Gambling involves risking something of value (money or another item) on an event whose outcome is determined at least partly by chance. In gambling, the objective is to win more than what has been invested. Several factors can trigger problematic gambling, including a family history of mental illness and a lack of social support. Gambling can lead to serious problems, such as addiction, debt, and loss of a career or education. In addition, gambling can lead to other illegal activities such as forgery, fraud, theft, and embezzlement. Some people have even jeopardized their relationships or careers to finance gambling. Fortunately, help is available.

While most people who gamble do so without a problem, a small percentage develop a gambling disorder, defined in the Diagnostic and Statistical Manual of Mental Disorders as an impulsive-control or compulsive-risk-taking behavior causing distress or impairment. The disorder affects both men and women, and can begin during adolescence or early adulthood. It can also be triggered by a number of other factors, such as trauma and social inequality, and may run in families. Symptoms can range from mild to severe, and may be accompanied by depression, anxiety, or suicidal thoughts.

Most forms of gambling are legal, although some states have banned certain types of betting. Most states use their gambling revenue to fund public services, and many of these operations are highly regulated. This level of regulation has led to close ties between many governments and gambling organizations, especially when it comes to marketing.

Many people who gamble enjoy the feeling of getting a rush when they win, but this can become dangerous when a person becomes addicted to the game. It is important to know when to stop playing and set time limits for yourself. This will help you avoid putting too much pressure on yourself to win and will keep you from spending more money than you can afford to lose.

Aside from setting time limits, it is also a good idea to manage your bankroll carefully. Only gamble with disposable income, and never with money that is needed to pay bills or rent. It is also a good idea to try to learn the rules of each game before you start playing, as this will make you more likely to win.

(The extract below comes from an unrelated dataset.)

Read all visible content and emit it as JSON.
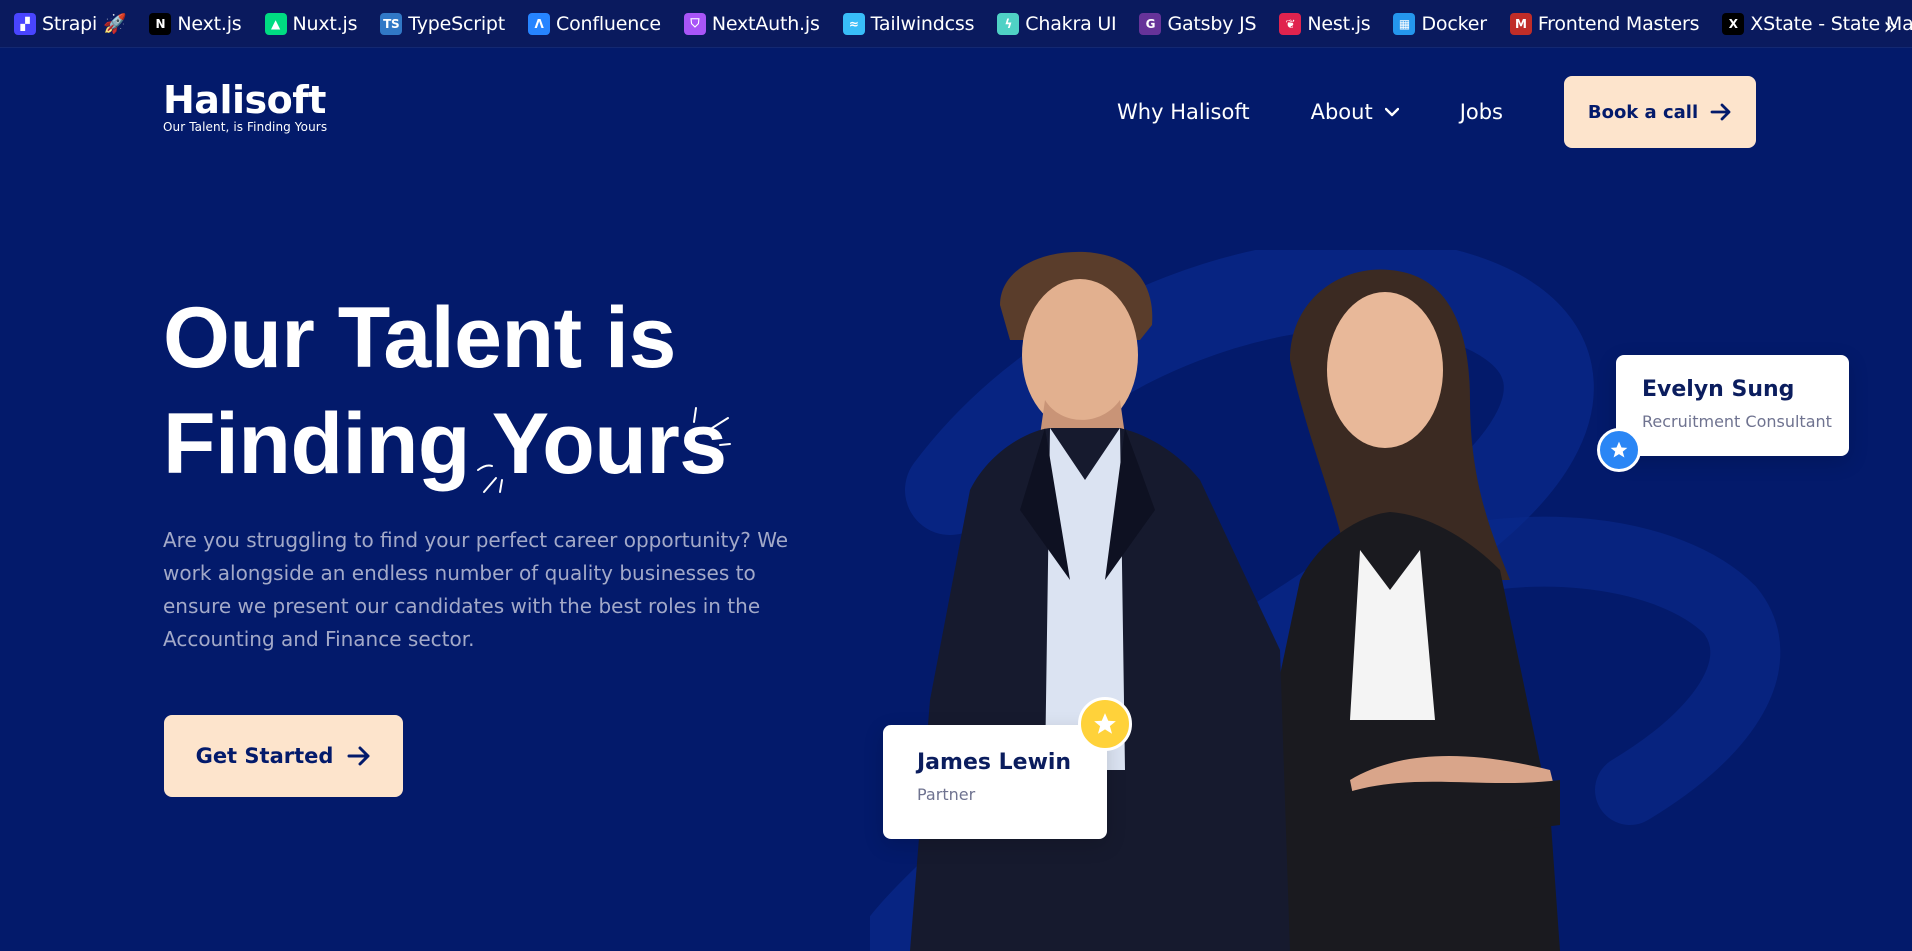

It is also important to understand that gambling is not the same as insurance. While both involve a risk, the primary difference is that insurance provides an exchange of real money for a guaranteed return, while gambling involves a risk that can have negative consequences for your life if you are not careful. In addition, insurance is based on actuarial principles, which are similar to those used in gambling. In contrast, gambling is based on a variety of cognitive and motivational biases that distort the odds of an event. These distortions can contribute to a wide range of gambling behaviors, including chasing losses and taking risks that are out of proportion to your financial situation.